Dataset rows for apps and sites
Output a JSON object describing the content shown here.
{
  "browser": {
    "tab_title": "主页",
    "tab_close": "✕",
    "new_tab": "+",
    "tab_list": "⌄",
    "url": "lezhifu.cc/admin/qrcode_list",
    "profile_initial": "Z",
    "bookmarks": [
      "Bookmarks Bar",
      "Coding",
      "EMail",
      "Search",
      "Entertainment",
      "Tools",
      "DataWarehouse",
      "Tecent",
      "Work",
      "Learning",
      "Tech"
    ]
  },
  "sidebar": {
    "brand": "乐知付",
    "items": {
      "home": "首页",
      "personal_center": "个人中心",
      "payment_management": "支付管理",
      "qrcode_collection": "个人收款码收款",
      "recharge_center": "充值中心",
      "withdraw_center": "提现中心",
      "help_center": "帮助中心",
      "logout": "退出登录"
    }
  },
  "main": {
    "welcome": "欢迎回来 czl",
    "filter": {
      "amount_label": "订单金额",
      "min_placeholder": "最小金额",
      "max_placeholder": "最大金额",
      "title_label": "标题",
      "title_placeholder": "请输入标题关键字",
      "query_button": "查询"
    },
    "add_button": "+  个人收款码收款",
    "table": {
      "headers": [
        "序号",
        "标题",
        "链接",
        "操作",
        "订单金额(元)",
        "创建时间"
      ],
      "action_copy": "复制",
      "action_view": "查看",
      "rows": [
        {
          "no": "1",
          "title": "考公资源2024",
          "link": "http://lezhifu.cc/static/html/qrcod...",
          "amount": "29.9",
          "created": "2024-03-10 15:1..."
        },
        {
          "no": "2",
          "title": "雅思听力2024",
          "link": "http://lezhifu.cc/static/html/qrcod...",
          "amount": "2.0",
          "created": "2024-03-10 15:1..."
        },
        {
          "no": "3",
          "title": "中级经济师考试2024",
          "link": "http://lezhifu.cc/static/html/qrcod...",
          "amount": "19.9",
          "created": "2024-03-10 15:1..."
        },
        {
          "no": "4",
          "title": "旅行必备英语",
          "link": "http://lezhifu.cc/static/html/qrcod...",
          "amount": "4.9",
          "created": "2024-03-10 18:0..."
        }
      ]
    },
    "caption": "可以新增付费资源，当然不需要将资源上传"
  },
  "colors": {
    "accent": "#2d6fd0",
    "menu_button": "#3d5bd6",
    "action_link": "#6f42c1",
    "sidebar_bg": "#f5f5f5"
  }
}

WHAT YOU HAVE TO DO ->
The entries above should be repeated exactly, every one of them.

ANSWER SPACE ->
Output a JSON object describing the content shown here.
{
  "browser": {
    "tab_title": "主页",
    "tab_close": "✕",
    "new_tab": "+",
    "tab_list": "⌄",
    "url": "lezhifu.cc/admin/qrcode_list",
    "profile_initial": "Z",
    "bookmarks": [
      "Bookmarks Bar",
      "Coding",
      "EMail",
      "Search",
      "Entertainment",
      "Tools",
      "DataWarehouse",
      "Tecent",
      "Work",
      "Learning",
      "Tech"
    ]
  },
  "sidebar": {
    "brand": "乐知付",
    "items": {
      "home": "首页",
      "personal_center": "个人中心",
      "payment_management": "支付管理",
      "qrcode_collection": "个人收款码收款",
      "recharge_center": "充值中心",
      "withdraw_center": "提现中心",
      "help_center": "帮助中心",
      "logout": "退出登录"
    }
  },
  "main": {
    "welcome": "欢迎回来 czl",
    "filter": {
      "amount_label": "订单金额",
      "min_placeholder": "最小金额",
      "max_placeholder": "最大金额",
      "title_label": "标题",
      "title_placeholder": "请输入标题关键字",
      "query_button": "查询"
    },
    "add_button": "+  个人收款码收款",
    "table": {
      "headers": [
        "序号",
        "标题",
        "链接",
        "操作",
        "订单金额(元)",
        "创建时间"
      ],
      "action_copy": "复制",
      "action_view": "查看",
      "rows": [
        {
          "no": "1",
          "title": "考公资源2024",
          "link": "http://lezhifu.cc/static/html/qrcod...",
          "amount": "29.9",
          "created": "2024-03-10 15:1..."
        },
        {
          "no": "2",
          "title": "雅思听力2024",
          "link": "http://lezhifu.cc/static/html/qrcod...",
          "amount": "2.0",
          "created": "2024-03-10 15:1..."
        },
        {
          "no": "3",
          "title": "中级经济师考试2024",
          "link": "http://lezhifu.cc/static/html/qrcod...",
          "amount": "19.9",
          "created": "2024-03-10 15:1..."
        },
        {
          "no": "4",
          "title": "旅行必备英语",
          "link": "http://lezhifu.cc/static/html/qrcod...",
          "amount": "4.9",
          "created": "2024-03-10 18:0..."
        }
      ]
    },
    "caption": "可以新增付费资源，当然不需要将资源上传"
  },
  "colors": {
    "accent": "#2d6fd0",
    "menu_button": "#3d5bd6",
    "action_link": "#6f42c1",
    "sidebar_bg": "#f5f5f5"
  }
}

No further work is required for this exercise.